As someone who is always hungry for knowledge, Elain says she enjoys being involved in multiple projects to learn and improve herself. Along the way, she admits, there have been mistakes and unforeseen circumstances that have made the journey challenging, both mentally and financially. Nevertheless, she is glad that they happened as they have made her stronger and allowed her to face even bigger challenges.
“Once, I decided to dip my toe into the food and beverage industry. Together with my business partners, we started the first organic café in Langkawi. It was all fine and dandy — until the owner of the shoplot decided to evict us to demolish the building in our first year of operations. We lost a lot of money — not a single cent of compensation was given. Our investment and hard work went down the drain. It was very painful,” says Elain.
“But at the end of the day, we learnt an important lesson and that is something money cannot buy. As we have had this experience, we understand the issuers a lot better. We know the pain they have to go through. That is why we also try to make things easier for them and ensure that we give them the funds raised as quickly as we can.”
Elain is currently involved in several projects outside of Ata Plus, including several blockchain projects. One of those that were recently launched is Actyvate.my — an online social innovation platform built for Malaysian Global Innovation & Creativity Centre (MaGIC) and 1Malaysia For Youth (iM4U).
“It is a very interesting project for the Malaysian youth, with bright ideas for social enterprises. They can suggest their ideas on the platform and must get at least 50 votes from the user base before they are able to kick off their crowdfunding process. After they have done this, the government will match the overall amount raised, up to a maximum of RM50,000 each,” says Elain.
“We built that platform for them, but we told MaGIC and iM4U that actually you can just take any white label crowdfunding product to build it. What we are proposing is to enhance the platform with blockchain, which will bring in token elements and commercial partners. But we think this will be an ongoing project.”
She adds that social enterprises will be charged a different fee structure on the Ata Plus platform should they decide to become an issuer.

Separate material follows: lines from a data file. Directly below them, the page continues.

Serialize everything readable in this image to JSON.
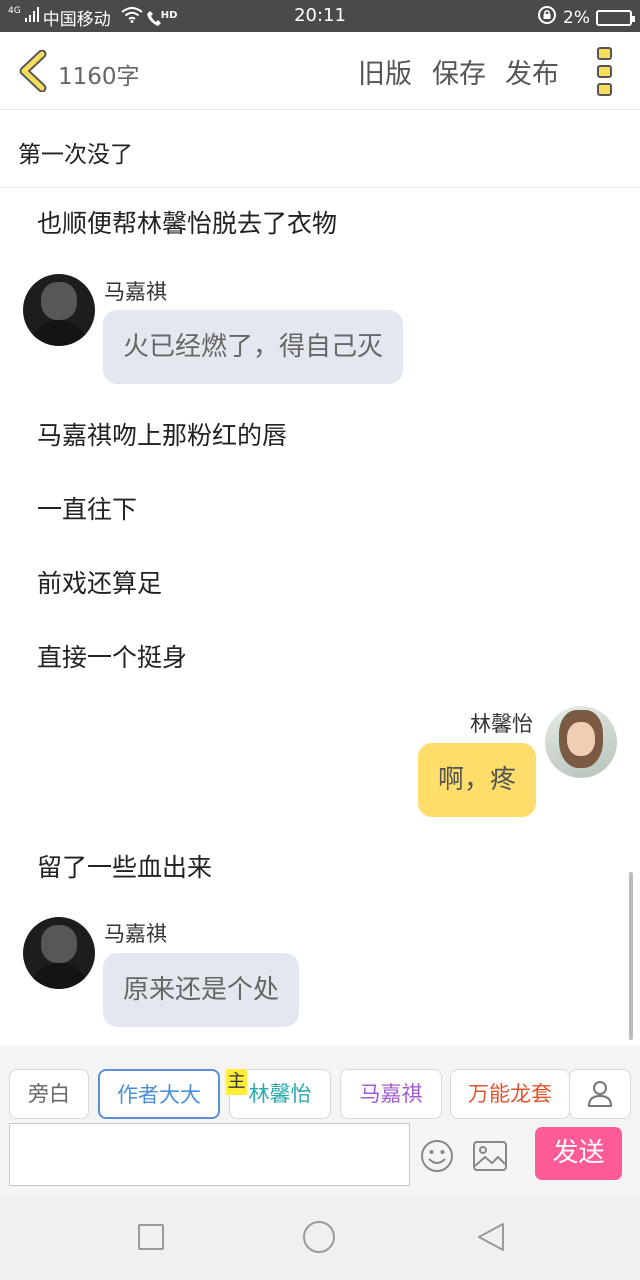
{
  "status_bar": {
    "network": "4G",
    "carrier": "中国移动",
    "hd": "HD",
    "time": "20:11",
    "battery": "2%"
  },
  "toolbar": {
    "word_count": "1160字",
    "old_version_label": "旧版",
    "save_label": "保存",
    "publish_label": "发布"
  },
  "chapter": {
    "title": "第一次没了"
  },
  "story": {
    "narration_1": "也顺便帮林馨怡脱去了衣物",
    "msg_1": {
      "speaker": "马嘉祺",
      "text": "火已经燃了，得自己灭"
    },
    "narration_2": "马嘉祺吻上那粉红的唇",
    "narration_3": "一直往下",
    "narration_4": "前戏还算足",
    "narration_5": "直接一个挺身",
    "msg_2": {
      "speaker": "林馨怡",
      "text": "啊，疼"
    },
    "narration_6": "留了一些血出来",
    "msg_3": {
      "speaker": "马嘉祺",
      "text": "原来还是个处"
    }
  },
  "roles": {
    "narrator": "旁白",
    "author": "作者大大",
    "main_badge": "主",
    "lin": "林馨怡",
    "ma": "马嘉祺",
    "wanneng": "万能龙套"
  },
  "composer": {
    "input_value": "",
    "send_label": "发送"
  },
  "colors": {
    "accent_yellow": "#ffdd6b",
    "send_pink": "#ff5b98",
    "bubble_grey": "#e3e8f0",
    "back_icon": "#f1c40f"
  }
}
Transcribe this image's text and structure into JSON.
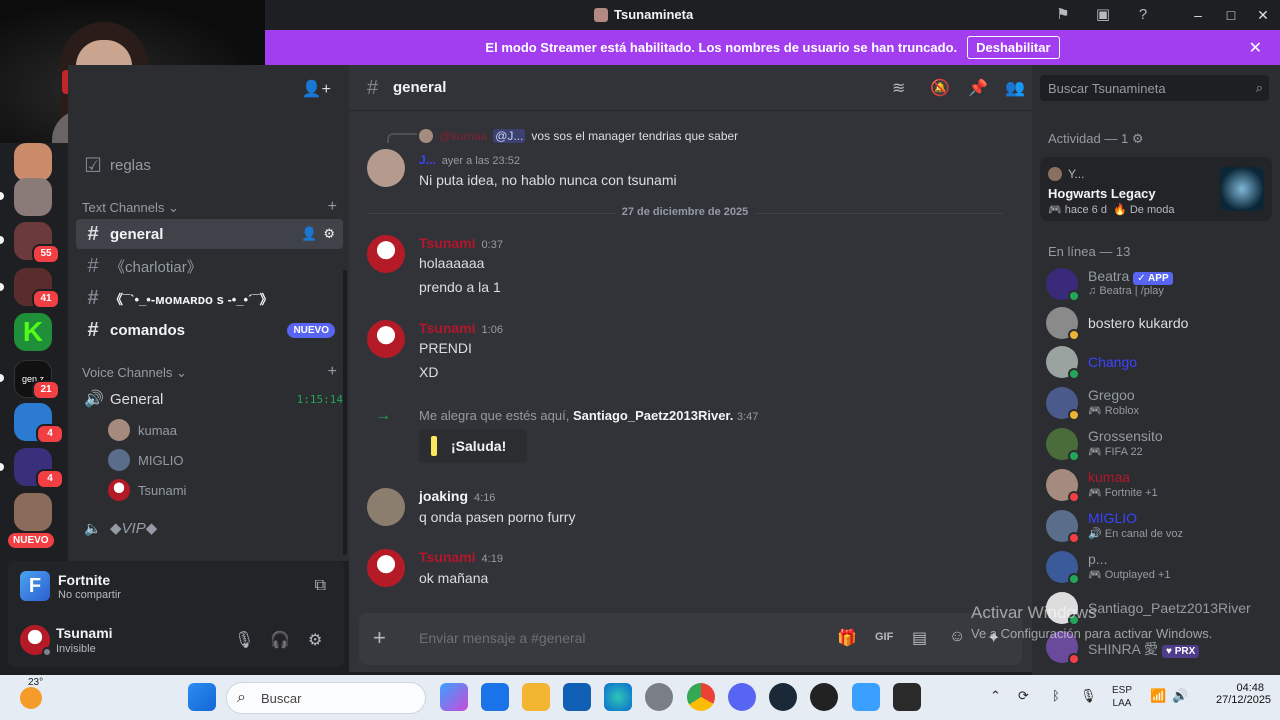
{
  "window": {
    "title": "Tsunamineta"
  },
  "banner": {
    "text": "El modo Streamer está habilitado. Los nombres de usuario se han truncado.",
    "button": "Deshabilitar"
  },
  "servers": {
    "badges": [
      "55",
      "41",
      "21",
      "4",
      "4"
    ],
    "nuevo": "NUEVO"
  },
  "channels": {
    "top_item": "reglas",
    "text_category": "Text Channels",
    "text": [
      {
        "name": "general"
      },
      {
        "name": "《charlotiar》"
      },
      {
        "name": "《¯`•_•-ᴍᴏᴍᴀʀᴅᴏ s -•_•´¯》"
      },
      {
        "name": "comandos",
        "badge": "NUEVO"
      }
    ],
    "voice_category": "Voice Channels",
    "voice": {
      "name": "General",
      "timer": "1:15:14",
      "users": [
        "kumaa",
        "MIGLIO",
        "Tsunami"
      ]
    },
    "vip": "◆VIP◆"
  },
  "activity": {
    "game": "Fortnite",
    "sub": "No compartir"
  },
  "user": {
    "name": "Tsunami",
    "status": "Invisible"
  },
  "chat": {
    "channel": "general",
    "reply": {
      "name": "@kumaa",
      "mention": "@J...",
      "text": "vos sos el manager tendrias que saber"
    },
    "first_msg": {
      "name": "J...",
      "time": "ayer a las 23:52",
      "text": "Ni puta idea, no hablo nunca con tsunami"
    },
    "divider": "27 de diciembre de 2025",
    "messages": [
      {
        "name": "Tsunami",
        "time": "0:37",
        "lines": [
          "holaaaaaa",
          "prendo a la 1"
        ]
      },
      {
        "name": "Tsunami",
        "time": "1:06",
        "lines": [
          "PRENDI",
          "XD"
        ]
      }
    ],
    "system": {
      "prefix": "Me alegra que estés aquí,",
      "name": "Santiago_Paetz2013River.",
      "time": "3:47",
      "button": "¡Saluda!"
    },
    "joaking": {
      "name": "joaking",
      "time": "4:16",
      "text": "q onda pasen porno furry"
    },
    "last": {
      "name": "Tsunami",
      "time": "4:19",
      "text": "ok mañana"
    },
    "composer_placeholder": "Enviar mensaje a #general"
  },
  "members": {
    "search_placeholder": "Buscar Tsunamineta",
    "activity_title": "Actividad — 1",
    "activity_card": {
      "user": "Y...",
      "game": "Hogwarts Legacy",
      "ago": "hace 6 d",
      "trend": "De moda"
    },
    "online_title": "En línea — 13",
    "list": [
      {
        "name": "Beatra",
        "tag": "APP",
        "sub": "Beatra | /play",
        "color": "#949ba4"
      },
      {
        "name": "bostero kukardo",
        "sub": "",
        "color": "#dbdee1"
      },
      {
        "name": "Chango",
        "sub": "",
        "color": "#3b45ff"
      },
      {
        "name": "Gregoo",
        "sub": "Roblox",
        "color": "#949ba4"
      },
      {
        "name": "Grossensito",
        "sub": "FIFA 22",
        "color": "#949ba4"
      },
      {
        "name": "kumaa",
        "sub": "Fortnite +1",
        "color": "#b4162c"
      },
      {
        "name": "MIGLIO",
        "sub": "En canal de voz",
        "color": "#3b45ff"
      },
      {
        "name": "p...",
        "sub": "Outplayed +1",
        "color": "#949ba4"
      },
      {
        "name": "Santiago_Paetz2013River",
        "sub": "",
        "color": "#949ba4"
      },
      {
        "name": "SHINRA 愛",
        "tag": "PRX",
        "sub": "",
        "color": "#949ba4"
      }
    ]
  },
  "watermark": {
    "line1": "Activar Windows",
    "line2": "Ve a Configuración para activar Windows."
  },
  "taskbar": {
    "temp": "23°",
    "search": "Buscar",
    "lang": "ESP",
    "layout": "LAA",
    "time": "04:48",
    "date": "27/12/2025"
  }
}
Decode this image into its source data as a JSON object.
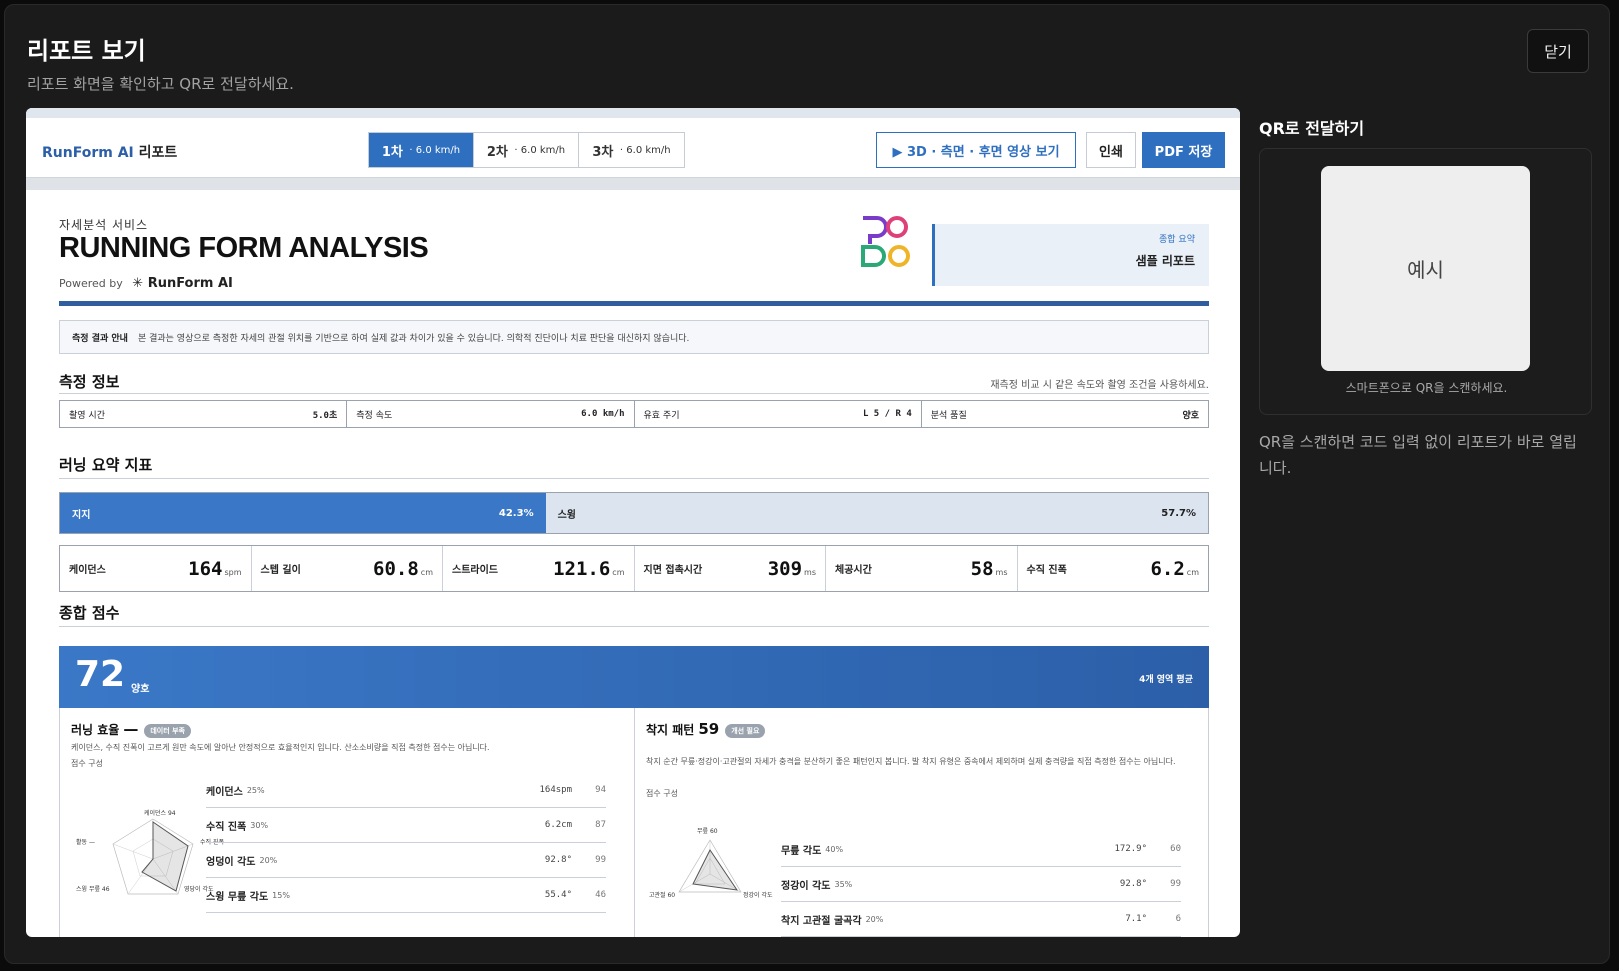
{
  "modal": {
    "title": "리포트 보기",
    "subtitle": "리포트 화면을 확인하고 QR로 전달하세요.",
    "close_label": "닫기"
  },
  "qr": {
    "title": "QR로 전달하기",
    "placeholder": "예시",
    "caption": "스마트폰으로 QR을 스캔하세요.",
    "description": "QR을 스캔하면 코드 입력 없이 리포트가 바로 열립니다."
  },
  "report": {
    "brand_en": "RunForm AI",
    "brand_ko": "리포트",
    "tabs": [
      {
        "label": "1차",
        "speed": "· 6.0 km/h",
        "active": true
      },
      {
        "label": "2차",
        "speed": "· 6.0 km/h",
        "active": false
      },
      {
        "label": "3차",
        "speed": "· 6.0 km/h",
        "active": false
      }
    ],
    "video_button": "▶ 3D · 측면 · 후면 영상 보기",
    "print_button": "인쇄",
    "pdf_button": "PDF 저장",
    "kicker": "자세분석 서비스",
    "title": "RUNNING FORM ANALYSIS",
    "powered_by": "Powered by",
    "powered_brand": "RunForm AI",
    "summary_label": "종합 요약",
    "summary_value": "샘플 리포트",
    "notice_title": "측정 결과 안내",
    "notice_text": "본 결과는 영상으로 측정한 자세의 관절 위치를 기반으로 하여 실제 값과 차이가 있을 수 있습니다. 의학적 진단이나 치료 판단을 대신하지 않습니다.",
    "measure_title": "측정 정보",
    "measure_note": "재측정 비교 시 같은 속도와 촬영 조건을 사용하세요.",
    "measures": [
      {
        "label": "촬영 시간",
        "value": "5.0초"
      },
      {
        "label": "측정 속도",
        "value": "6.0 km/h"
      },
      {
        "label": "유효 주기",
        "value": "L 5 / R 4"
      },
      {
        "label": "분석 품질",
        "value": "양호"
      }
    ],
    "summary_title": "러닝 요약 지표",
    "stance_label": "지지",
    "stance_pct": "42.3%",
    "stance_value": 42.3,
    "swing_label": "스윙",
    "swing_pct": "57.7%",
    "metrics": [
      {
        "label": "케이던스",
        "value": "164",
        "unit": "spm"
      },
      {
        "label": "스텝 길이",
        "value": "60.8",
        "unit": "cm"
      },
      {
        "label": "스트라이드",
        "value": "121.6",
        "unit": "cm"
      },
      {
        "label": "지면 접촉시간",
        "value": "309",
        "unit": "ms"
      },
      {
        "label": "체공시간",
        "value": "58",
        "unit": "ms"
      },
      {
        "label": "수직 진폭",
        "value": "6.2",
        "unit": "cm"
      }
    ],
    "score_title": "종합 점수",
    "score_value": "72",
    "score_grade": "양호",
    "score_avg_label": "4개 영역 평균",
    "efficiency": {
      "title": "러닝 효율",
      "score": "—",
      "pill": "데이터 부족",
      "desc": "케이던스, 수직 진폭이 고르게 원만 속도에 알아난 안정적으로 효율적인지 입니다. 산소소비량을 직접 측정한 점수는 아닙니다.",
      "comp_label": "점수 구성",
      "radar_labels": [
        "케이던스 94",
        "수직 진폭",
        "영당이 각도",
        "스윙 무릎 46",
        "활동 —"
      ],
      "factors": [
        {
          "name": "케이던스",
          "weight": "25%",
          "value": "164spm",
          "points": "94"
        },
        {
          "name": "수직 진폭",
          "weight": "30%",
          "value": "6.2cm",
          "points": "87"
        },
        {
          "name": "엉덩이 각도",
          "weight": "20%",
          "value": "92.8°",
          "points": "99"
        },
        {
          "name": "스윙 무릎 각도",
          "weight": "15%",
          "value": "55.4°",
          "points": "46"
        }
      ]
    },
    "landing": {
      "title": "착지 패턴",
      "score": "59",
      "pill": "개선 필요",
      "desc": "착지 순간 무릎·정강이·고관절의 자세가 충격을 분산하기 좋은 패턴인지 봅니다. 발 착지 유형은 중속에서 제외하며 실제 충격량을 직접 측정한 점수는 아닙니다.",
      "comp_label": "점수 구성",
      "radar_labels": [
        "무릎 60",
        "고관절 60",
        "정강이 각도"
      ],
      "factors": [
        {
          "name": "무릎 각도",
          "weight": "40%",
          "value": "172.9°",
          "points": "60"
        },
        {
          "name": "정강이 각도",
          "weight": "35%",
          "value": "92.8°",
          "points": "99"
        },
        {
          "name": "착지 고관절 굴곡각",
          "weight": "20%",
          "value": "7.1°",
          "points": "6"
        }
      ]
    }
  },
  "colors": {
    "accent": "#2f6fc0",
    "score_bg": "#3a78c7",
    "swing_bg": "#dbe4ef"
  }
}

As the company is the only shariah-based ECF platform in Malaysia, the companies can only be onboarded if more than two-thirds of their businesses are shariah-compliant.
Elain is positive that ECF will continue to gain popularity among retail investors in the future, especially as more success stories emerge. “The pace of business growth has changed because of technologies. If you are investing in small businesses, you will realise that the turnaround time to create value is much faster than before. Big businesses cannot respond to the market as fast as smaller businesses can,” she points out.
“But then again, of course, there is a lot of risks in investing in start-ups. Companies fail — it happens. This is something investors should always bear in mind.”